§ **Aim of the exercise**: For every line in the records that has the word "values", make a copy.

[[ Excerpted data open ]]

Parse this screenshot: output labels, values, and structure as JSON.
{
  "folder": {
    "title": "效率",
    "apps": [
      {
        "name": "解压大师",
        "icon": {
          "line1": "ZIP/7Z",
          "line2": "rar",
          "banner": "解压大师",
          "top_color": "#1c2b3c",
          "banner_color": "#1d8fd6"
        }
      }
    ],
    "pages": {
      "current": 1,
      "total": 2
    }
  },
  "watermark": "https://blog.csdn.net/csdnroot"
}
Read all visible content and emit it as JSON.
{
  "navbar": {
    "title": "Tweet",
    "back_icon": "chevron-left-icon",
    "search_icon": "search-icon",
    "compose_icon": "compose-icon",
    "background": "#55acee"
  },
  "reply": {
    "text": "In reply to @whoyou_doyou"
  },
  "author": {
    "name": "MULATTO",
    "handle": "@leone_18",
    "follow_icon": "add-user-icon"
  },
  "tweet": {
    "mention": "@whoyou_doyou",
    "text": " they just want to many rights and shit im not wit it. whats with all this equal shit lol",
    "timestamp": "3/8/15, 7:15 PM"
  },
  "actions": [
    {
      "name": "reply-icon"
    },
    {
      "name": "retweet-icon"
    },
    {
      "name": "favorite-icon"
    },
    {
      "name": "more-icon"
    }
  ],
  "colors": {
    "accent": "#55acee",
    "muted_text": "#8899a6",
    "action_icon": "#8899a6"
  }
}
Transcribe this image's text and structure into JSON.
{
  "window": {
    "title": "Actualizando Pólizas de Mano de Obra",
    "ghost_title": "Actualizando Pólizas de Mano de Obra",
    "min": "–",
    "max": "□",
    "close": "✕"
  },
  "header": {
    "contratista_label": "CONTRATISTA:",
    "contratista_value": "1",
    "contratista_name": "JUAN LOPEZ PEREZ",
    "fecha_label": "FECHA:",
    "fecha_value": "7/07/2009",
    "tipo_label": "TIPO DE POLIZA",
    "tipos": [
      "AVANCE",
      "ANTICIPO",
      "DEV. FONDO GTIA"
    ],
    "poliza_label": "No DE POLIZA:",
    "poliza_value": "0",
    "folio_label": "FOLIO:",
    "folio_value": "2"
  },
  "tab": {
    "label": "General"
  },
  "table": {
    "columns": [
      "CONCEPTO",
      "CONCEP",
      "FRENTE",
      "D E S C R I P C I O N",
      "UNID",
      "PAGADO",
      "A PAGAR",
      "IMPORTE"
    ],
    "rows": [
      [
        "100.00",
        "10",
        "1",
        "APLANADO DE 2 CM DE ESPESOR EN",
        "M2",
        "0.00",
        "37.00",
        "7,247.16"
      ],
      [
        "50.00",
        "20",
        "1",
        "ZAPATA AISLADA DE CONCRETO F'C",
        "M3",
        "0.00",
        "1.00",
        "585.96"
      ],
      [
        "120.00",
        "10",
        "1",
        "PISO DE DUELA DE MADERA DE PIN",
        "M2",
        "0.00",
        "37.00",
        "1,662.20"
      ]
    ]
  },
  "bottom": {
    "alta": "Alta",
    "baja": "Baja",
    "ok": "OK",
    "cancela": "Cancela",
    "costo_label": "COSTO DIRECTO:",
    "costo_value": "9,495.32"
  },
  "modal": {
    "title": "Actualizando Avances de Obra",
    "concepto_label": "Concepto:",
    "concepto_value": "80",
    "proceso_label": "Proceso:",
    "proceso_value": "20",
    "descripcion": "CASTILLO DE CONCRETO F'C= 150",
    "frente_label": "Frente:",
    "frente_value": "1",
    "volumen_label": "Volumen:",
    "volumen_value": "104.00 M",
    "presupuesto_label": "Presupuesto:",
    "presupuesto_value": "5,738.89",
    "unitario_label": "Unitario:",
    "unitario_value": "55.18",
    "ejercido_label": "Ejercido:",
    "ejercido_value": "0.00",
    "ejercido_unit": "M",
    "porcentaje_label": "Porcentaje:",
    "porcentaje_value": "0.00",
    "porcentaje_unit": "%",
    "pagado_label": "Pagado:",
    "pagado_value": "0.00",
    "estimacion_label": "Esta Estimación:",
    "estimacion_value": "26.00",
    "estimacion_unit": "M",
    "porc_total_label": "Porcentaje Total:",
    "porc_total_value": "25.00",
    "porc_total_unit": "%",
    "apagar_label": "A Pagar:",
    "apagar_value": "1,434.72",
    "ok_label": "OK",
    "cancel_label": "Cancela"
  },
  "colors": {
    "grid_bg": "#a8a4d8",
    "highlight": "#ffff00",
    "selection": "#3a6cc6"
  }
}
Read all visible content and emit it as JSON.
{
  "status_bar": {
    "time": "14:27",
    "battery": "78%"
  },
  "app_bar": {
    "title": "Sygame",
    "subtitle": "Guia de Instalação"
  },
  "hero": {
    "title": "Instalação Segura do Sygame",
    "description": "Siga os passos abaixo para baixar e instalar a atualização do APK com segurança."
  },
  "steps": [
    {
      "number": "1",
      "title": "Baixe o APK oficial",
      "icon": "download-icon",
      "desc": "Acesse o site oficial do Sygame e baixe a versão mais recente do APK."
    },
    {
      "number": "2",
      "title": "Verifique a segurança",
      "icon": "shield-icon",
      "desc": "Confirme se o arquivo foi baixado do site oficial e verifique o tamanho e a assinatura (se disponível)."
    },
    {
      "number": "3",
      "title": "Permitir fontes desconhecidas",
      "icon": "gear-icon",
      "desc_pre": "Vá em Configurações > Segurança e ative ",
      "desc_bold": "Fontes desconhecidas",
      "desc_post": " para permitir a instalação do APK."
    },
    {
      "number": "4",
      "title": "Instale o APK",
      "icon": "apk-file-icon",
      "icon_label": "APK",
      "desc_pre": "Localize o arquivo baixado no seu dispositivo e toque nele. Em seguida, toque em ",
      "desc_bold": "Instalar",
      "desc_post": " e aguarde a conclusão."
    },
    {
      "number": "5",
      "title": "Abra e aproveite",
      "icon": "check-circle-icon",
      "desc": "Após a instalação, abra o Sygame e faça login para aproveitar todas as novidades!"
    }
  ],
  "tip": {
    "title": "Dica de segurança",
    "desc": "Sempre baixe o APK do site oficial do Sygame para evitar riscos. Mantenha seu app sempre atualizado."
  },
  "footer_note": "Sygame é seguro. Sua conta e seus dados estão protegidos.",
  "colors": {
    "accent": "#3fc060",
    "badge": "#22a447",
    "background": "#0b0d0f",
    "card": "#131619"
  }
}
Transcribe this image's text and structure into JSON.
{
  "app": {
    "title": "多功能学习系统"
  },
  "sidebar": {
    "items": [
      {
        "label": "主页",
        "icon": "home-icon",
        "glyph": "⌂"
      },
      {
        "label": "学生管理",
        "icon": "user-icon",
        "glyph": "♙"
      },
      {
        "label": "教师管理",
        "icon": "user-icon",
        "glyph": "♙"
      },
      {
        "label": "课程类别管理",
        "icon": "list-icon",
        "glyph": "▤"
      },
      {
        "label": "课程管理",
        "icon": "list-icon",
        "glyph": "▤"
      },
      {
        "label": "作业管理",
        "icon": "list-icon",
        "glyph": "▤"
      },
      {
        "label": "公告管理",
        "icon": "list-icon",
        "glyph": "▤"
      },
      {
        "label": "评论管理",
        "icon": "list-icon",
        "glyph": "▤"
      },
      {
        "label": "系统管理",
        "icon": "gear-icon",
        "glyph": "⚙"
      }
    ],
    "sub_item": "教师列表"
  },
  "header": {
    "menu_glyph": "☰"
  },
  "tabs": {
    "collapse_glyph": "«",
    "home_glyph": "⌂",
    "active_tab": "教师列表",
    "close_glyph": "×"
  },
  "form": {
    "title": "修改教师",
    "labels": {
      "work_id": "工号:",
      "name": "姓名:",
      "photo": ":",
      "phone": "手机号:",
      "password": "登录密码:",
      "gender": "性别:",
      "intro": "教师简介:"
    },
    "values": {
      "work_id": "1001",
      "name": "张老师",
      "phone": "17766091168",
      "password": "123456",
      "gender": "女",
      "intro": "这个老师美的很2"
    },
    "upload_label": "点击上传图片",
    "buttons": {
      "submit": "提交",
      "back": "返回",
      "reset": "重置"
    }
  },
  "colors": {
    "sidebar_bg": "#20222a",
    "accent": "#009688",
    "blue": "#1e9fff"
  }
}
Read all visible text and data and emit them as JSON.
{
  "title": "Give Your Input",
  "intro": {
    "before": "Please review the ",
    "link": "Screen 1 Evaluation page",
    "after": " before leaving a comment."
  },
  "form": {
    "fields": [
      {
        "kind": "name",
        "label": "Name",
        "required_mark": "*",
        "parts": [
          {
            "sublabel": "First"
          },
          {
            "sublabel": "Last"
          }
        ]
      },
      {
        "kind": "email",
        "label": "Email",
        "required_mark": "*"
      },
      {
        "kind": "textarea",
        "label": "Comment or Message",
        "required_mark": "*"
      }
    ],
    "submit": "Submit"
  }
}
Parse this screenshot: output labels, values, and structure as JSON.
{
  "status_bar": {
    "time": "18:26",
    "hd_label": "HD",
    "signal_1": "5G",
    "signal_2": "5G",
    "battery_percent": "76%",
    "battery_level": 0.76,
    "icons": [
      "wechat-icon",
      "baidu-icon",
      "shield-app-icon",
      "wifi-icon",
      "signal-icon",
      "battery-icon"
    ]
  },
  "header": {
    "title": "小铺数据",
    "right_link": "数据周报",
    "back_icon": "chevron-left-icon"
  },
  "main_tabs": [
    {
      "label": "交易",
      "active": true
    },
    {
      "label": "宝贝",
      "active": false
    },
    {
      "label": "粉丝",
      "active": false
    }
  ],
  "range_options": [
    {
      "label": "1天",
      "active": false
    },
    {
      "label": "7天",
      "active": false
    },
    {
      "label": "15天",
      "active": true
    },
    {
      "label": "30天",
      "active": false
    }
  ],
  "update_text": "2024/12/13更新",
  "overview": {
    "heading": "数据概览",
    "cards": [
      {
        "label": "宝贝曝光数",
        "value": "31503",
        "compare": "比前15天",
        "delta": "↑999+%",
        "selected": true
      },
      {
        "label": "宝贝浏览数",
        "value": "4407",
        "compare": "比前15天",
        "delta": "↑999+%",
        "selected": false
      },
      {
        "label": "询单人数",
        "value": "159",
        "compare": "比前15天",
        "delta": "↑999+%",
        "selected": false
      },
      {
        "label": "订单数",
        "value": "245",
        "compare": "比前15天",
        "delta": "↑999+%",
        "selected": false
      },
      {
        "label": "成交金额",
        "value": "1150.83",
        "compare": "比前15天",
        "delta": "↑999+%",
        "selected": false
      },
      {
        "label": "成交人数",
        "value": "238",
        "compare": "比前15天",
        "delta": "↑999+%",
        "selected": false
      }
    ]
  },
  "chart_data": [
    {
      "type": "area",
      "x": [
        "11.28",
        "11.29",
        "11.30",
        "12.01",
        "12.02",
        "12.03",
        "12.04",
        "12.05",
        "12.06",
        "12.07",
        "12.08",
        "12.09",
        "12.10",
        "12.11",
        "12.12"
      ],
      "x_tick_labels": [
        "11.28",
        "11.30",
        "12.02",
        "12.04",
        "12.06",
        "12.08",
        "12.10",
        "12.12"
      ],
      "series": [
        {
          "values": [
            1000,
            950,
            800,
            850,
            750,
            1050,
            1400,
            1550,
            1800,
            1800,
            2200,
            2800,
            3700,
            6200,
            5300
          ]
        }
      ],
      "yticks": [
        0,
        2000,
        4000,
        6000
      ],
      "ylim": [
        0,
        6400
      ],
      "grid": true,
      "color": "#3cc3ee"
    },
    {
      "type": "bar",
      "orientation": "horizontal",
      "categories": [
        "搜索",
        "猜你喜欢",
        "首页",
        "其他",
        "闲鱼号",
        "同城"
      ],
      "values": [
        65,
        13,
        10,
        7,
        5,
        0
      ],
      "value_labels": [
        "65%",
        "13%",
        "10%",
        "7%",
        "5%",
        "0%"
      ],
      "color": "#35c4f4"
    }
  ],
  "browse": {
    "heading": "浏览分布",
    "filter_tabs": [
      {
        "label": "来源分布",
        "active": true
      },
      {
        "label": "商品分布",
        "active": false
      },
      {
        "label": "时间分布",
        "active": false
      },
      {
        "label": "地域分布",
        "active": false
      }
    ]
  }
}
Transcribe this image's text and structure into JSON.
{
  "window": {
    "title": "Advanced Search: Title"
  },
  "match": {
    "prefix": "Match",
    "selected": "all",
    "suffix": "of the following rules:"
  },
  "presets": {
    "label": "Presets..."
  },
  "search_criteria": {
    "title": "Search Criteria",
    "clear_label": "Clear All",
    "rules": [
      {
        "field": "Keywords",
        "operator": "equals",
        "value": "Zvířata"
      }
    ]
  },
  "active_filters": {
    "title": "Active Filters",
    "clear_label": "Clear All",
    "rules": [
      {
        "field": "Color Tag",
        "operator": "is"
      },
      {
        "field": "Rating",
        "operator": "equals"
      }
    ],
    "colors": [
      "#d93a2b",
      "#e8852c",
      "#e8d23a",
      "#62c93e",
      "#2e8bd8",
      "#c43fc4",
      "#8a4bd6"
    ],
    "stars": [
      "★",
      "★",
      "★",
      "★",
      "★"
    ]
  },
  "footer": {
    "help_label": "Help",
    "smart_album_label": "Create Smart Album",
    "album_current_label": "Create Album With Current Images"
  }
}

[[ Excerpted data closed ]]

§ **Written response**:
Parse this screenshot: output labels, values, and structure as JSON.
    "values": {
Parse this screenshot: output labels, values, and structure as JSON.
          "values": [
      "values": [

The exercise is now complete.